Friday, December 31, 2010
The Scarlet Letter, by Nathaniel Hawthorne
I'm rushing to get this in and another review for my final round up on book reading for 2010.
My first misconception was that the Scarlet Letter was a written letter, it was in fact an embroidered A on Hester Prynne's clothing. A for adultery. First published in 1850. the setting is the early days of the Massachusetts Puritan Colony.
It's a story of adultery, guilt, open and hidden sin, and how this psychologically effects one.
Arthur Dimmesdale is the minister and secret father of Hester's child Pearl, he struggles with conscience and his own weakness. Roger Chillingsworth, Hester's husband from Europe, revenges himself on the frail psyche of Dimmesdale.
Who was made the stronger of the two? Hester or Dimmesdale? Throughout the story it is as if Hester grows and has drawn strength from the public knowledge of her adultery, where as Dimmesdale is shrinking day by day, because of his tormented conscience. Chillingsworth's revenge eats himself up, as he physically becomes older and wizened. Pearl who is released from all bounds of society by being rejected by society, has a clear childlike sight into situations that even adults cannot see; as society has boxed their thinking, blinkered their eyes.
This is a must read for everyone. It's more than a tale of Puritanical New England, but delves deeper into society how it moves and thinks, and what it means to live outside the accepted bounds of society.
Exerts from the book which have such depth:
...yes these were her realities all else had vanished.

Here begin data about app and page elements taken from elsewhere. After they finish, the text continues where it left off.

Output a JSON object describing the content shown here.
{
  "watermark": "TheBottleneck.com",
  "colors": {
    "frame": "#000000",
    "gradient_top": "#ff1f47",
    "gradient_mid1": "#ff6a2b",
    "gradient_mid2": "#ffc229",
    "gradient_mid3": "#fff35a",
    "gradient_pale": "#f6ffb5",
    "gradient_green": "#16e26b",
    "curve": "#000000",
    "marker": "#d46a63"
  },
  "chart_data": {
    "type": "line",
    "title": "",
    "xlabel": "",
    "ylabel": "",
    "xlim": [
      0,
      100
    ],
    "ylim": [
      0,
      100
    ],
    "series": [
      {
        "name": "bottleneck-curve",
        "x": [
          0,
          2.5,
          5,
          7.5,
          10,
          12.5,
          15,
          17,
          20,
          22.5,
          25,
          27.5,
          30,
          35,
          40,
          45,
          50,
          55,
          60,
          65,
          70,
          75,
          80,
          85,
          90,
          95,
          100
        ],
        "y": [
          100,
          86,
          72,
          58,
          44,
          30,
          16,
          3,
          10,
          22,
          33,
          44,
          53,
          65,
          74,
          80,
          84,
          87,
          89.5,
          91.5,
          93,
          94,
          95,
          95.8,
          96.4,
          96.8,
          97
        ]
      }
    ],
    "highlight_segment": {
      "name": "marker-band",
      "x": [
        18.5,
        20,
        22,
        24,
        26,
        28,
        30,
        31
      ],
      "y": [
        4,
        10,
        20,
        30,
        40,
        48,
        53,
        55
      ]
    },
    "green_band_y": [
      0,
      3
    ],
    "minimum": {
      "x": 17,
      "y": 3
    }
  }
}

...as if her heart had been flung into the street to trample on.
...sufferer should never know the intensity of what he endures.
...occur but once in a lifetime ... she might call up the vital strength that would have sufficed for many a quiet years. She could no longer borrow from the future to help her through the present. Tomorrow would bring it's own trial with it; so would the next day, and so would the next ...
...than to hide a guilty heart through life ... to add hypocrisy to sin. and would that I might endure his agony as well as mine.
Every gesture, every word, and even the silence of those with whom she came in contact, implied ..., that she was banished and as much alone as if she inhabited another sphere,...
Hester Prynne was able to make a living with her beautiful needlework.
...gorgeously embroidered gloves, were all deemed necessary to the official state of men ... even while sumptuary laws forbade these ... to the plebeian order (from the Latin, lower class, peasant)
The child's attire, was distinguished ... by a fantastic ingenuity, airy charm.
It is probable that there was an idea of penance in this mode of occupation. She had in her nature, a rich, voluptuous Oriental characteristic, ... a taste for the gorgeously beautiful, ... Woman derive a pleasure, incomprehensible to the other sex, from the delicate toil of the needle.
"Pearl" as being of great price, ... purchased with all she had, ... her mother's only treasure.
The child could not be made amenable to rules ... Above all the warfare of Hester's spirit, at that epoch, was perpetuated in Pearl.
... the mother felt like one who has evoked a spirit, but, by some irregularity in the process of conjuration, has failed to win the master word, that should control the new and incomprehensible intelligence.
Such passages, such writing and formation of words.